═════ Data records ═════
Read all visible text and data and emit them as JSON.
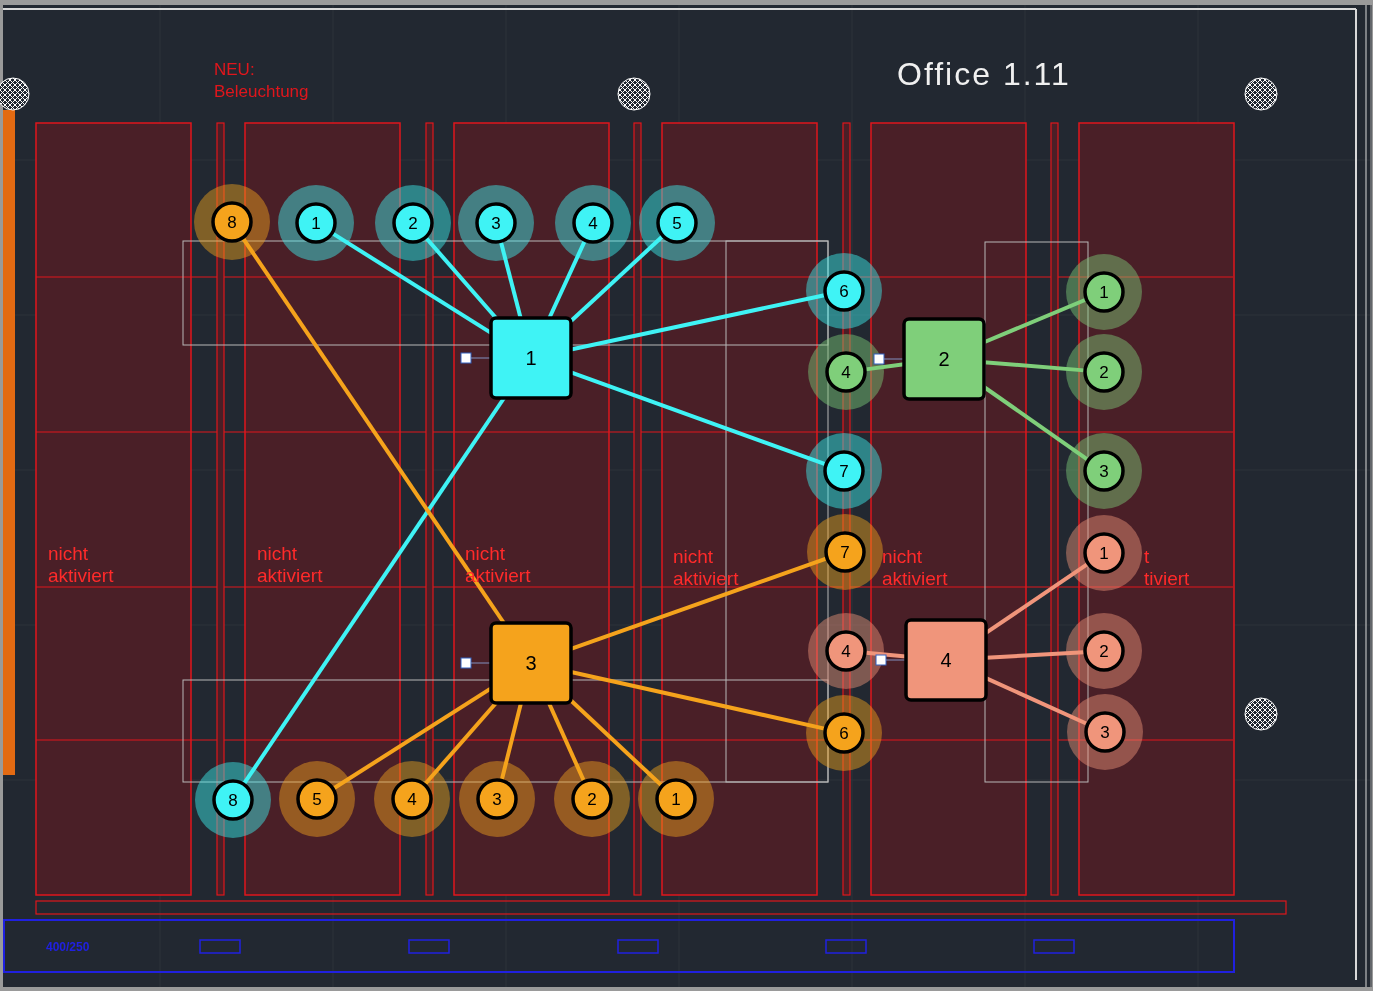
{
  "title": {
    "text": "Office 1.11"
  },
  "note": {
    "lines": [
      "NEU:",
      "Beleuchtung"
    ]
  },
  "rooms": [
    {
      "lines": [
        "nicht",
        "aktiviert"
      ]
    },
    {
      "lines": [
        "nicht",
        "aktiviert"
      ]
    },
    {
      "lines": [
        "nicht",
        "aktiviert"
      ]
    },
    {
      "lines": [
        "nicht",
        "aktiviert"
      ]
    },
    {
      "lines": [
        "nicht",
        "aktiviert"
      ]
    },
    {
      "lines": [
        "t",
        "tiviert"
      ]
    }
  ],
  "duct": {
    "label": "400/250"
  },
  "groups": [
    {
      "color": "#3ff3f5",
      "hub": {
        "label": "1"
      },
      "nodes": [
        {
          "label": "1"
        },
        {
          "label": "2"
        },
        {
          "label": "3"
        },
        {
          "label": "4"
        },
        {
          "label": "5"
        },
        {
          "label": "6"
        },
        {
          "label": "7"
        },
        {
          "label": "8"
        }
      ]
    },
    {
      "color": "#7fcf7a",
      "hub": {
        "label": "2"
      },
      "nodes": [
        {
          "label": "4"
        },
        {
          "label": "1"
        },
        {
          "label": "2"
        },
        {
          "label": "3"
        }
      ]
    },
    {
      "color": "#f5a31c",
      "hub": {
        "label": "3"
      },
      "nodes": [
        {
          "label": "8"
        },
        {
          "label": "7"
        },
        {
          "label": "6"
        },
        {
          "label": "5"
        },
        {
          "label": "4"
        },
        {
          "label": "3"
        },
        {
          "label": "2"
        },
        {
          "label": "1"
        }
      ]
    },
    {
      "color": "#f0957b",
      "hub": {
        "label": "4"
      },
      "nodes": [
        {
          "label": "4"
        },
        {
          "label": "1"
        },
        {
          "label": "2"
        },
        {
          "label": "3"
        }
      ]
    }
  ]
}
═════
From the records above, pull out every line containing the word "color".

      "color": "#3ff3f5",
      "color": "#7fcf7a",
      "color": "#f5a31c",
      "color": "#f0957b",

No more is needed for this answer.